What is a Lottery?

A lottery is a scheme for the distribution of prizes, especially money, by chance. A number of tickets bearing different numbers are drawn, and the holders of the winning tickets are awarded the prize. The word may also be applied to any event or arrangement whose outcome depends on chance.

Lotteries are popular with gamblers, and many states have one or more. These games are a way to raise funds for state projects, such as schools, roads, or hospitals. In the United States, people spend over $80 billion on lotteries every year, a sum that is more than most households earn in a year. The odds of winning are very low, but people still play for the hope of a big jackpot.

Many governments outlaw lotteries, while others endorse them and organize a state or national lottery. In the 17th century, the Dutch introduced a system of state-owned lotteries, which became very popular. In this system, the state guarantees that each ticket will win something, even if it does not get the highest-valued prize. The earliest known European lotteries were held in the Roman Empire, where they were used as an amusement at dinner parties. The winners were usually given expensive items such as dinnerware.

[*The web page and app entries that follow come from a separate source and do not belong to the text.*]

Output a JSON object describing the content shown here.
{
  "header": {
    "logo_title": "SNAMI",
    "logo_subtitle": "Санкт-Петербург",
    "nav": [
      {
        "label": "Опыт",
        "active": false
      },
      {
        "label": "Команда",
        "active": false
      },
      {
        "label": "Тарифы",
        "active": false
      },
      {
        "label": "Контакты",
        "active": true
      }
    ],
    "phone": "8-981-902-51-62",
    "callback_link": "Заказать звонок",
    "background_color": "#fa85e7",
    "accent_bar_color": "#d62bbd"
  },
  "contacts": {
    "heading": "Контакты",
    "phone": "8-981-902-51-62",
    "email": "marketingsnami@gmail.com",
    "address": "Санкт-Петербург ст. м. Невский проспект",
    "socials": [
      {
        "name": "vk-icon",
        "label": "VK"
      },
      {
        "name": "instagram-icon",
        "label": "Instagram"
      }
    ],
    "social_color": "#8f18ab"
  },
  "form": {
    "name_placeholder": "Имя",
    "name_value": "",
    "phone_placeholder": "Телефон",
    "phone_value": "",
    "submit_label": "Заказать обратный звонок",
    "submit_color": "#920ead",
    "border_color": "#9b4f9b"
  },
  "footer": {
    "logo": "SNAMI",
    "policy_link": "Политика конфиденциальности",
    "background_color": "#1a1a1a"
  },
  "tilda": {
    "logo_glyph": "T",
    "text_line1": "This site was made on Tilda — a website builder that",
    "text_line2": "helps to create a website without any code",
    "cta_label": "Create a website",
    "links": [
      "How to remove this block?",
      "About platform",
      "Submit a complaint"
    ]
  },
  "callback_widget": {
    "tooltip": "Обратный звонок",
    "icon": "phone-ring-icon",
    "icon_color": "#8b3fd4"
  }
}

In the United States, a lottery is a game where numbers are drawn at random for a prize. It is a form of gambling and it can become addictive. People who play often believe that if they win, their lives will be better. However, lottery winnings can be a tax burden and can quickly deplete a winner’s savings.

The most common lottery game involves picking six numbers from one to 50. The odds of winning a prize for matching just five of those numbers are 1 in 55,492. That’s far worse than the chances of being struck by lightning or becoming a billionaire.

Most lottery games have a maximum prize amount and the cost of buying a ticket is less than the amount that could be won. Some states tax lottery winnings, but the vast majority of lottery winnings are tax-free. The government may impose certain conditions on the winnings, such as a requirement that a winning ticket must be claimed within a specific time period.

While the majority of Americans do not consider themselves to be problem gamblers, some do have a gambling addiction. In these cases, a professional counselor should be consulted for help. The counselor can help the person identify the underlying issues and develop a plan to stop the gambling behavior. The counselor can also recommend treatment options if needed. Treatment for a gambling disorder can include self-exclusion, cognitive behavioral therapy (CBT), and family therapy. If the problem is severe, medication may be required. These medications can be sedatives or antidepressants and are taken in addition to psychotherapy. Depending on the severity of the problem, treatment may take several weeks or months. If the problem is not treated, it can result in a lifetime of problems.